## Task
Filter the entries below down to the lines that hold "Bulk".

## Dataset content

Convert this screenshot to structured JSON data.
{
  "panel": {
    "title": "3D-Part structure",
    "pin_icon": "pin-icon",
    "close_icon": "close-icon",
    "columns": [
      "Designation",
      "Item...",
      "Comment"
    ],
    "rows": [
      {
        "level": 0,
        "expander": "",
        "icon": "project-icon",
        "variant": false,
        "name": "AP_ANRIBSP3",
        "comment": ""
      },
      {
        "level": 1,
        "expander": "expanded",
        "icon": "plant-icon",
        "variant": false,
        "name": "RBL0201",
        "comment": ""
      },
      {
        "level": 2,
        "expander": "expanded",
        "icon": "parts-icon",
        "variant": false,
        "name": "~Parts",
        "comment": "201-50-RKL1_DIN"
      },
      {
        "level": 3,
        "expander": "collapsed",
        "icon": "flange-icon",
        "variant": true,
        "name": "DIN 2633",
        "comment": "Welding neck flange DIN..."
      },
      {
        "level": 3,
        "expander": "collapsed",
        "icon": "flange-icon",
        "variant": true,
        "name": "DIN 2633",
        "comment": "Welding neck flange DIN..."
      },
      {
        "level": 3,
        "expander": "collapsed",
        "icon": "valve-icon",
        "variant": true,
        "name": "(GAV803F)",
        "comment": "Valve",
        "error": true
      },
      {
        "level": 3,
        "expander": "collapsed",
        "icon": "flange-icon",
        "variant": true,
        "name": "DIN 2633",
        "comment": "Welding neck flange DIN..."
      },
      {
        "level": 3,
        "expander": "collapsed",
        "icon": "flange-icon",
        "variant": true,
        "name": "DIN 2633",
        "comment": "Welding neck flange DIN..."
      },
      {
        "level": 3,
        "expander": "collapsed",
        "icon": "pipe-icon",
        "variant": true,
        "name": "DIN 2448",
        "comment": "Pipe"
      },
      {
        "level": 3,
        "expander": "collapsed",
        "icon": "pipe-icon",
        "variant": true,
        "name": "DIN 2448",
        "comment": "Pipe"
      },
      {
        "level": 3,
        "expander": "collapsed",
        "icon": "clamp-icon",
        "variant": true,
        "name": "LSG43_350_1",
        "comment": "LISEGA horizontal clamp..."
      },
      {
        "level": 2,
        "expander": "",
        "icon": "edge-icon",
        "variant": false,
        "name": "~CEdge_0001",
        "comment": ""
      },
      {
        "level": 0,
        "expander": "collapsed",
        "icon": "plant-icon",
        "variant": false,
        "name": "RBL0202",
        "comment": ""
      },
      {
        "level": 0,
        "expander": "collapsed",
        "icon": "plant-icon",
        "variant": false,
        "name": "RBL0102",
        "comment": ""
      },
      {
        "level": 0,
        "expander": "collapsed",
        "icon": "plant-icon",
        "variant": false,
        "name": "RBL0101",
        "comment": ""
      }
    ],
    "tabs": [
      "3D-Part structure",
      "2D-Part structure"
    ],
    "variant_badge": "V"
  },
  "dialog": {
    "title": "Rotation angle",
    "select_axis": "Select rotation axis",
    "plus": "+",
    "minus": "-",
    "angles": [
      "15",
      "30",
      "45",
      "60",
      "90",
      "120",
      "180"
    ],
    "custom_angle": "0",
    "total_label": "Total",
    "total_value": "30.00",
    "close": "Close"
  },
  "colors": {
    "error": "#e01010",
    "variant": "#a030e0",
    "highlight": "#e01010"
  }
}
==
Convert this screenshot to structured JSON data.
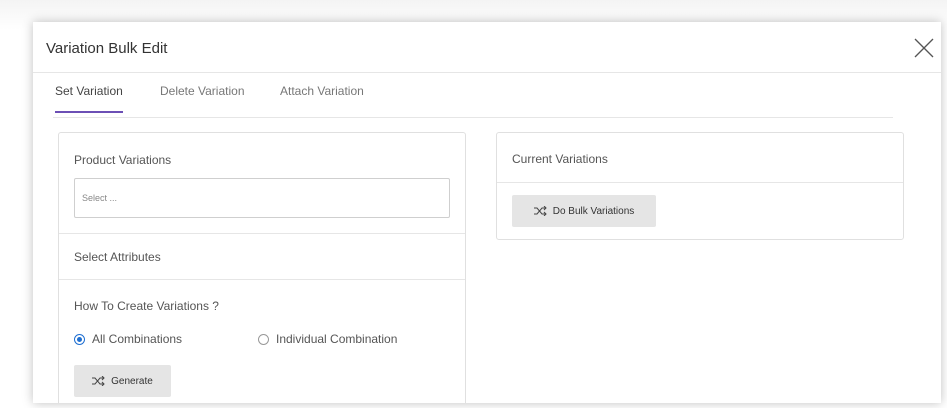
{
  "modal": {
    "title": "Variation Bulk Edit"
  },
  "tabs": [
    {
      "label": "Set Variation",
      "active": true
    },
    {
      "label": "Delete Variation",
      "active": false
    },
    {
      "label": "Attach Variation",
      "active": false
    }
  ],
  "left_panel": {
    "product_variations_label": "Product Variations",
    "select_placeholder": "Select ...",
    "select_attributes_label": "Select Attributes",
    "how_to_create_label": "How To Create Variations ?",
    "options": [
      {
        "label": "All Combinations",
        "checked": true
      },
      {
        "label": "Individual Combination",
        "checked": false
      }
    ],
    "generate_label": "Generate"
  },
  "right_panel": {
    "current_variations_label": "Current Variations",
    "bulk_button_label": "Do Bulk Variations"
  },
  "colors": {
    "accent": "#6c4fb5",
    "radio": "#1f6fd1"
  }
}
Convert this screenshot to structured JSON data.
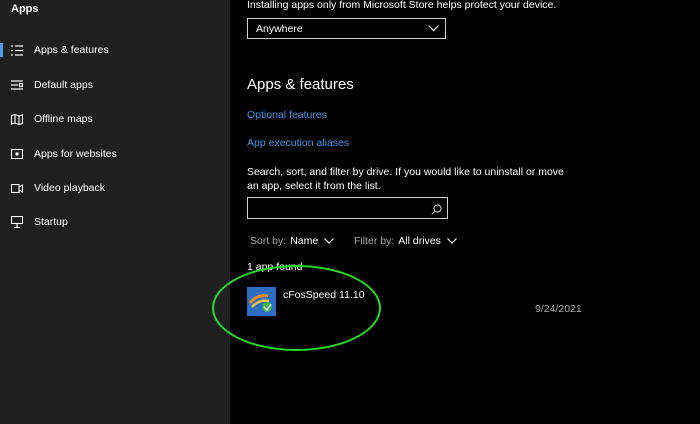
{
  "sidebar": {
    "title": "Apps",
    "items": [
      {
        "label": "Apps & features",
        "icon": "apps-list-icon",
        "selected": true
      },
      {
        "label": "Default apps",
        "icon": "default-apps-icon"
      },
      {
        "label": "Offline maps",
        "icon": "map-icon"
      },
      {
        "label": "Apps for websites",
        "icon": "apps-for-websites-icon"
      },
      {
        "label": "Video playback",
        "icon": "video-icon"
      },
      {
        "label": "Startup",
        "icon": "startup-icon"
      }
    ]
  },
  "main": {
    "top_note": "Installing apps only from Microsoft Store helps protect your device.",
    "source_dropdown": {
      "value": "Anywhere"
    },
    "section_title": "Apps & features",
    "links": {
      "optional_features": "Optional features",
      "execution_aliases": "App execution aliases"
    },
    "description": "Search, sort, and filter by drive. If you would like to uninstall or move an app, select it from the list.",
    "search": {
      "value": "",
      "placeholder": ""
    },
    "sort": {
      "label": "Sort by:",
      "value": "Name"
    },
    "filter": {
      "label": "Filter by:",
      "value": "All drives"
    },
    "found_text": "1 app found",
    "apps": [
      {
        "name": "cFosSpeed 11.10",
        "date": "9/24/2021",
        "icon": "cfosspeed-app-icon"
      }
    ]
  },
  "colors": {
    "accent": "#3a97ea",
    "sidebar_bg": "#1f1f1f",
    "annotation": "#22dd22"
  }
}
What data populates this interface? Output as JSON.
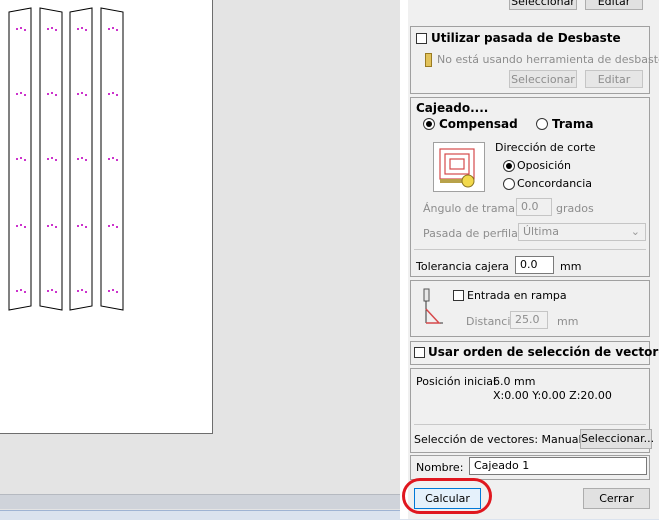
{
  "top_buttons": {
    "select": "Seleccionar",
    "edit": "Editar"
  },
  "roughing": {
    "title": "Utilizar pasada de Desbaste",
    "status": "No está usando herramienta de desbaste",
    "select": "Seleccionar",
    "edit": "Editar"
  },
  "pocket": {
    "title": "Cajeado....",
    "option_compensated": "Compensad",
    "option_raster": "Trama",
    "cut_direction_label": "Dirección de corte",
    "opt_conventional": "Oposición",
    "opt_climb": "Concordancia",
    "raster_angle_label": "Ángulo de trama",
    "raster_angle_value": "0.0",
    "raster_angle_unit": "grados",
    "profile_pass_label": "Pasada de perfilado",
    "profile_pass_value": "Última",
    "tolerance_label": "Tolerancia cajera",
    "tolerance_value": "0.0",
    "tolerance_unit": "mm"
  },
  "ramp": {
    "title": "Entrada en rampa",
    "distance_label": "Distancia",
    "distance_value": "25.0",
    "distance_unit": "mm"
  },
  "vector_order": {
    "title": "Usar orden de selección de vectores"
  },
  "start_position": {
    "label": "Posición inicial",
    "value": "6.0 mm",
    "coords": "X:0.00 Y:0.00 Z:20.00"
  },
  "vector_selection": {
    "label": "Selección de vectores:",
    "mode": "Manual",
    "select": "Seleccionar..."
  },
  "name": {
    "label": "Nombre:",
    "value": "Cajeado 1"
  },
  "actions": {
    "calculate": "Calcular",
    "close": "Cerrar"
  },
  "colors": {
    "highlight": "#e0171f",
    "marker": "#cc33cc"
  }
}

## Completed exercise
    "title": "Variation Bulk Edit"
    "bulk_button_label": "Do Bulk Variations"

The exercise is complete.